--- The data ---

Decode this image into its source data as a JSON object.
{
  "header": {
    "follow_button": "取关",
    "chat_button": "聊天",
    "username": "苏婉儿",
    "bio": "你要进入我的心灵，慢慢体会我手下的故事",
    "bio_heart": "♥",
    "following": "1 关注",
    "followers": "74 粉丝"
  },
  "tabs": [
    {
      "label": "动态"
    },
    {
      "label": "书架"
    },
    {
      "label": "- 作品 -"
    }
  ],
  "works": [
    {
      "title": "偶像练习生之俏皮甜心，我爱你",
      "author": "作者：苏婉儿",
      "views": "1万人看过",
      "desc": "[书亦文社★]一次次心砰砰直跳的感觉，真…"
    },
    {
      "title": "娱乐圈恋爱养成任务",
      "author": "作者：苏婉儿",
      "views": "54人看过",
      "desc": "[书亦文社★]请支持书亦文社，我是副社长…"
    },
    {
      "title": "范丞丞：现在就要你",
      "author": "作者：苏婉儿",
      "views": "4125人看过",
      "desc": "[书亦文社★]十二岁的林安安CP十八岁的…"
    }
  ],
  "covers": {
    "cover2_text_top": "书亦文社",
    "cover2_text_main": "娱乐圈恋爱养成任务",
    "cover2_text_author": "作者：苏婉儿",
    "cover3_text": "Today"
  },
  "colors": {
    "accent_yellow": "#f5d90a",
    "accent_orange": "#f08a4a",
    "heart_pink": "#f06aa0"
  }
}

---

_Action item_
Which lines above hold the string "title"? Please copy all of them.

_Written response_
      "title": "偶像练习生之俏皮甜心，我爱你",
      "title": "娱乐圈恋爱养成任务",
      "title": "范丞丞：现在就要你",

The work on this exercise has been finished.